▶ [TASK INSTRUCTIONS] Would you retype the lines from the one that holds "Output a JSON" to the final line of the entries below, both ends included and exactly as written, but without pictures?
[RECORDS FOR PROCESSING Boundary: Start]
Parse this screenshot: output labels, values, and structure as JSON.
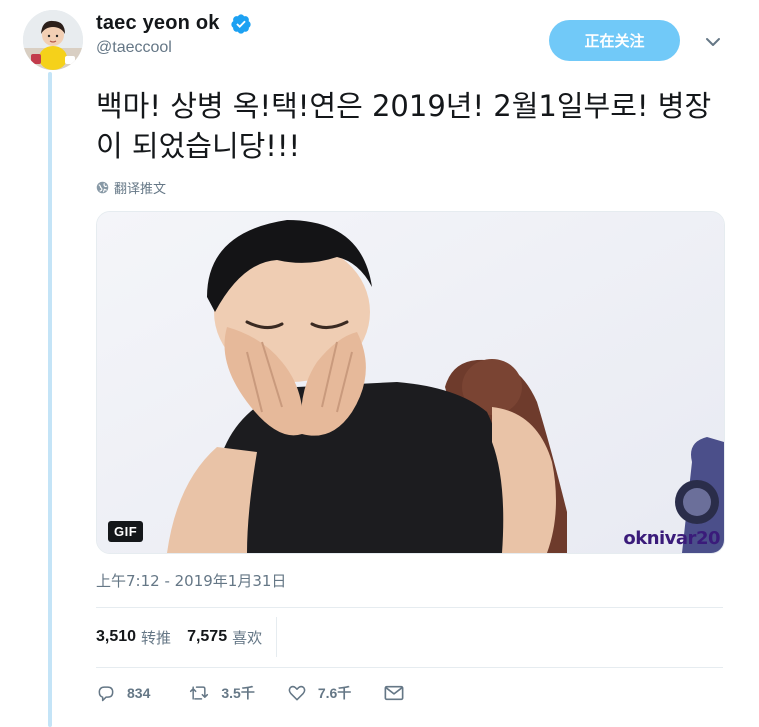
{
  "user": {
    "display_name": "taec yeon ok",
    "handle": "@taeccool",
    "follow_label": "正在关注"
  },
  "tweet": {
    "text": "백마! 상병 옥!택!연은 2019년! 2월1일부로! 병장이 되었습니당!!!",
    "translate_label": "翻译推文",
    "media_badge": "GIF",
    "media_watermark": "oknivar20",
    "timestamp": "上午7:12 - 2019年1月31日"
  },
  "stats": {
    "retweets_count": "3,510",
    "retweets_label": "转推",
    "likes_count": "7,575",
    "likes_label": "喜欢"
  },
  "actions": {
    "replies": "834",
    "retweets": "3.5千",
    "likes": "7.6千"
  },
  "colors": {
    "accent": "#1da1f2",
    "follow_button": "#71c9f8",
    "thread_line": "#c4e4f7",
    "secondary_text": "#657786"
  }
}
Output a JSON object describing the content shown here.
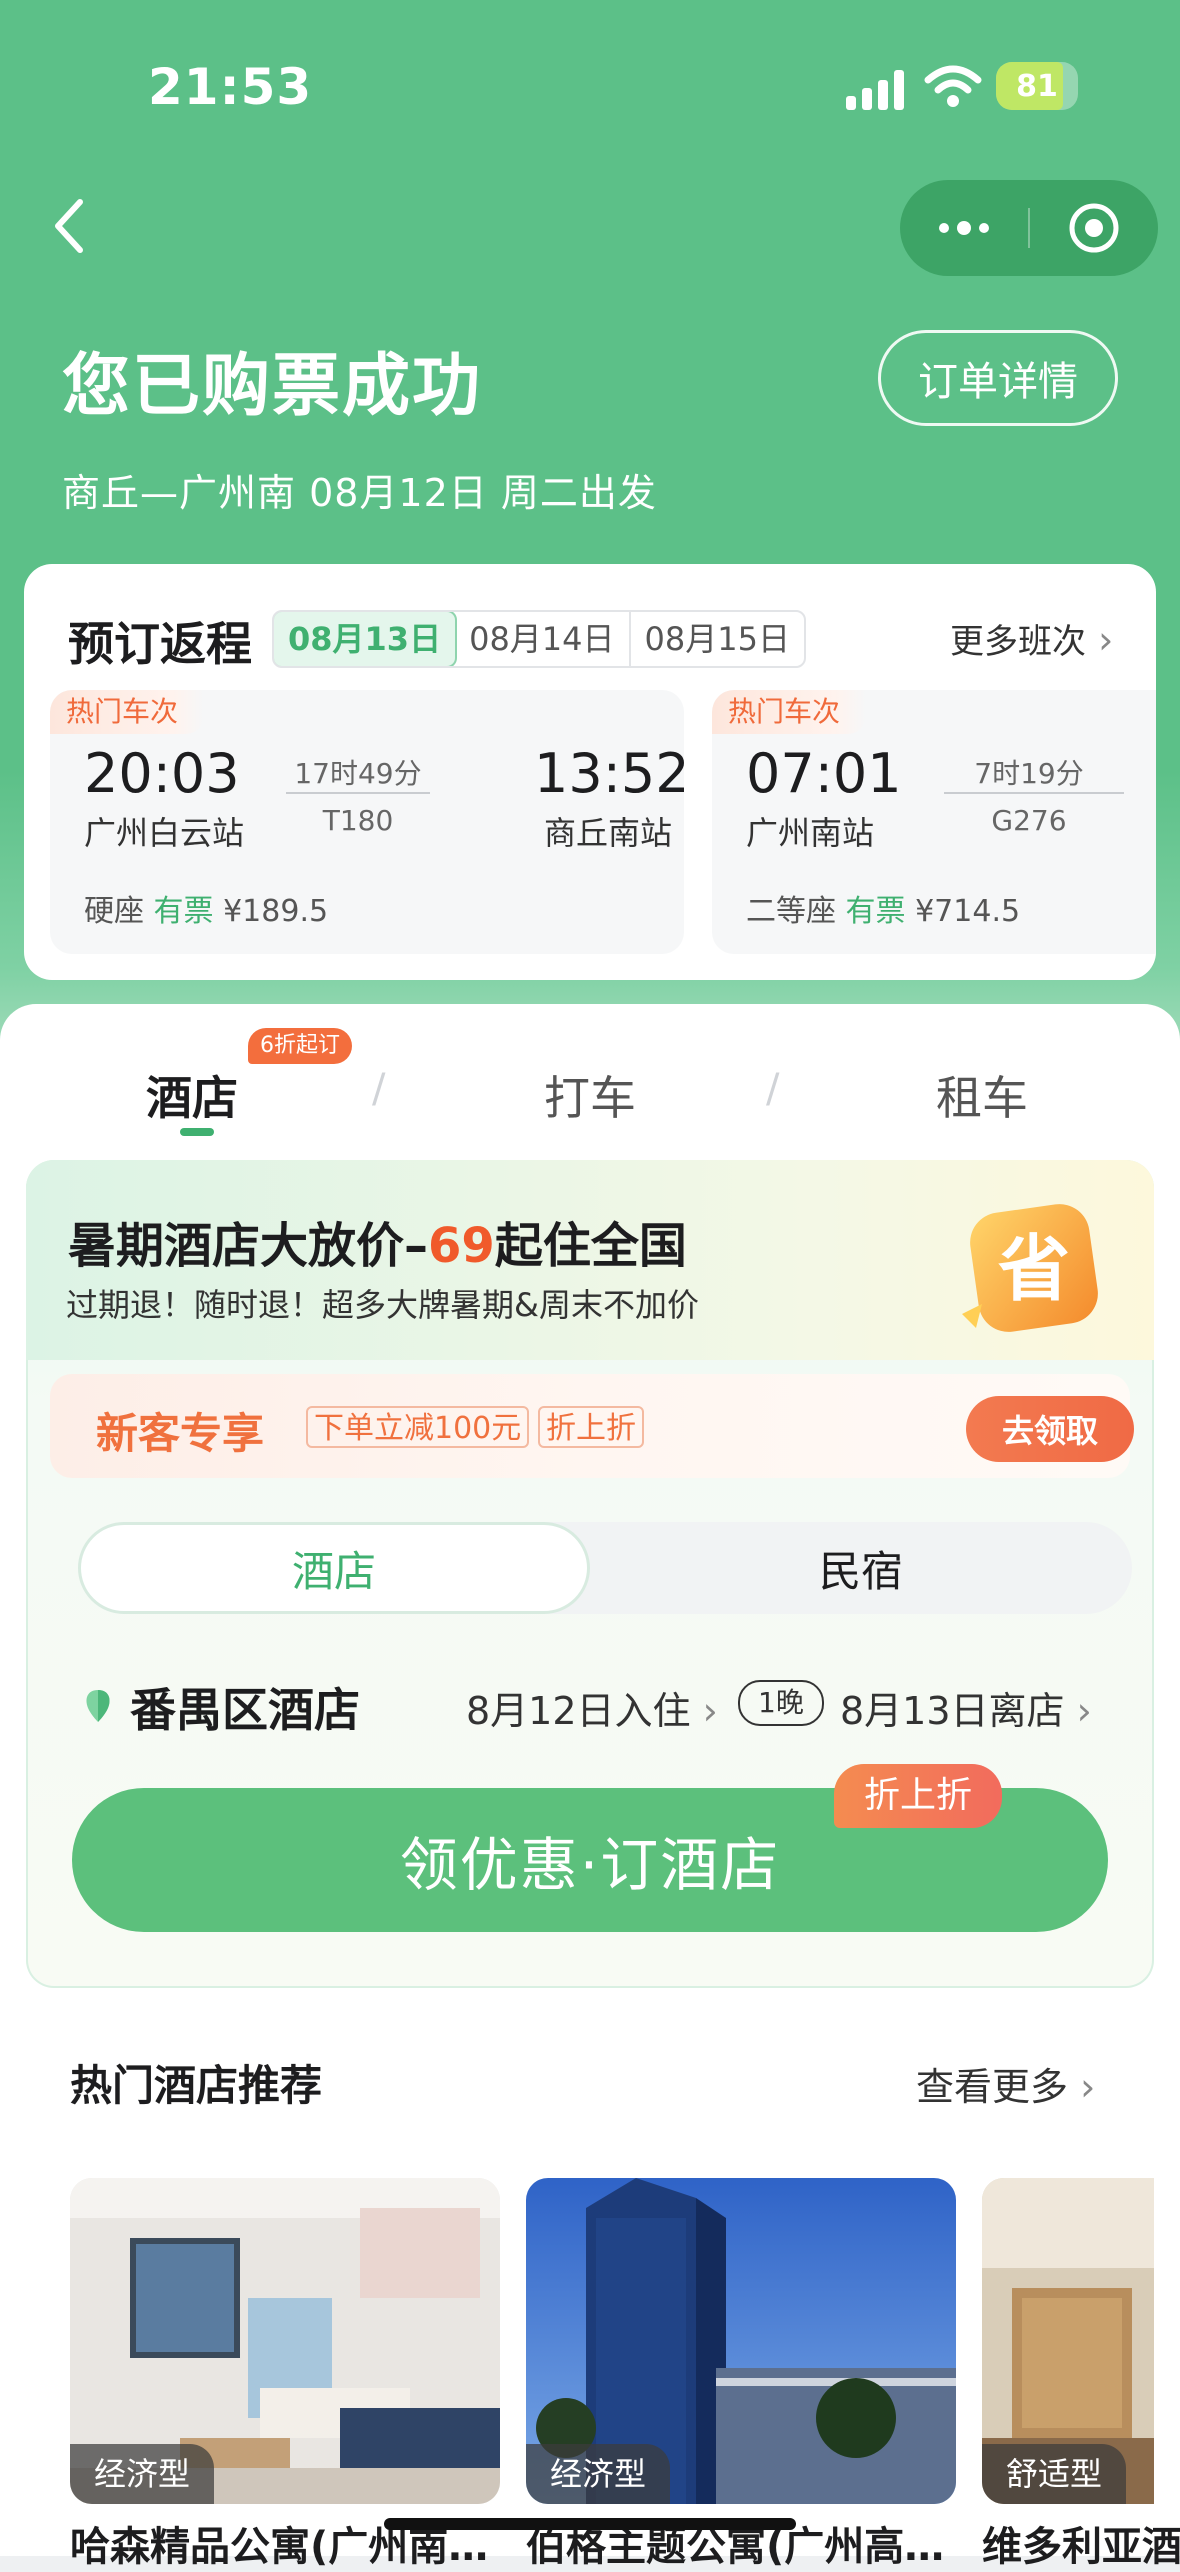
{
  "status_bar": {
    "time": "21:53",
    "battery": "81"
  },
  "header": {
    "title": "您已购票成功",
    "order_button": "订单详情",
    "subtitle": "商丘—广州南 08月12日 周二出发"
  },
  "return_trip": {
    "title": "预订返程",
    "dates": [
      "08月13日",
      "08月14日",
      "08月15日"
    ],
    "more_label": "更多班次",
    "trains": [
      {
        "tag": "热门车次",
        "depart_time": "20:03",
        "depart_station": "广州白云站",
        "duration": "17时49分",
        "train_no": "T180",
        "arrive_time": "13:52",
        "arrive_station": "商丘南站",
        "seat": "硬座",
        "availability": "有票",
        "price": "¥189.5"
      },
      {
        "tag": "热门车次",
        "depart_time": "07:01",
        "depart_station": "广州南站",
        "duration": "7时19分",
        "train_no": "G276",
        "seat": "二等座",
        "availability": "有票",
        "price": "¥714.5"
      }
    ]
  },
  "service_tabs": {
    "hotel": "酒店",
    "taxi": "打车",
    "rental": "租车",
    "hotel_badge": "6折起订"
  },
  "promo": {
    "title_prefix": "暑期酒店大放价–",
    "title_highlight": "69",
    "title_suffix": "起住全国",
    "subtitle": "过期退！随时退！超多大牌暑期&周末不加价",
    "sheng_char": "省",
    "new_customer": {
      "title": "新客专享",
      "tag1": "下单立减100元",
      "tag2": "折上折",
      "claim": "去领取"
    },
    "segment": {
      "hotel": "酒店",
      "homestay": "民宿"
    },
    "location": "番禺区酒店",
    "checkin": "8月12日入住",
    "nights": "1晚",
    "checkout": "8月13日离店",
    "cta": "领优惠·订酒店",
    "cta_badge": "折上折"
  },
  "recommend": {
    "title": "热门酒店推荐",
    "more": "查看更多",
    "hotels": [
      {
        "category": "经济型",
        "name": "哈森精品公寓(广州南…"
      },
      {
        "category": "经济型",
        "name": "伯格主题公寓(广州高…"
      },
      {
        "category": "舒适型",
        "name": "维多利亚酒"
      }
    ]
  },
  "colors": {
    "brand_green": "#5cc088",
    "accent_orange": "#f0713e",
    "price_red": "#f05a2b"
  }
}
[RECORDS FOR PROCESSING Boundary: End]
▶ [ANSWER SPACE]
Output a JSON object describing the content shown here.
{
  "status_bar": {
    "time": "21:53",
    "battery": "81"
  },
  "header": {
    "title": "您已购票成功",
    "order_button": "订单详情",
    "subtitle": "商丘—广州南 08月12日 周二出发"
  },
  "return_trip": {
    "title": "预订返程",
    "dates": [
      "08月13日",
      "08月14日",
      "08月15日"
    ],
    "more_label": "更多班次",
    "trains": [
      {
        "tag": "热门车次",
        "depart_time": "20:03",
        "depart_station": "广州白云站",
        "duration": "17时49分",
        "train_no": "T180",
        "arrive_time": "13:52",
        "arrive_station": "商丘南站",
        "seat": "硬座",
        "availability": "有票",
        "price": "¥189.5"
      },
      {
        "tag": "热门车次",
        "depart_time": "07:01",
        "depart_station": "广州南站",
        "duration": "7时19分",
        "train_no": "G276",
        "seat": "二等座",
        "availability": "有票",
        "price": "¥714.5"
      }
    ]
  },
  "service_tabs": {
    "hotel": "酒店",
    "taxi": "打车",
    "rental": "租车",
    "hotel_badge": "6折起订"
  },
  "promo": {
    "title_prefix": "暑期酒店大放价–",
    "title_highlight": "69",
    "title_suffix": "起住全国",
    "subtitle": "过期退！随时退！超多大牌暑期&周末不加价",
    "sheng_char": "省",
    "new_customer": {
      "title": "新客专享",
      "tag1": "下单立减100元",
      "tag2": "折上折",
      "claim": "去领取"
    },
    "segment": {
      "hotel": "酒店",
      "homestay": "民宿"
    },
    "location": "番禺区酒店",
    "checkin": "8月12日入住",
    "nights": "1晚",
    "checkout": "8月13日离店",
    "cta": "领优惠·订酒店",
    "cta_badge": "折上折"
  },
  "recommend": {
    "title": "热门酒店推荐",
    "more": "查看更多",
    "hotels": [
      {
        "category": "经济型",
        "name": "哈森精品公寓(广州南…"
      },
      {
        "category": "经济型",
        "name": "伯格主题公寓(广州高…"
      },
      {
        "category": "舒适型",
        "name": "维多利亚酒"
      }
    ]
  },
  "colors": {
    "brand_green": "#5cc088",
    "accent_orange": "#f0713e",
    "price_red": "#f05a2b"
  }
}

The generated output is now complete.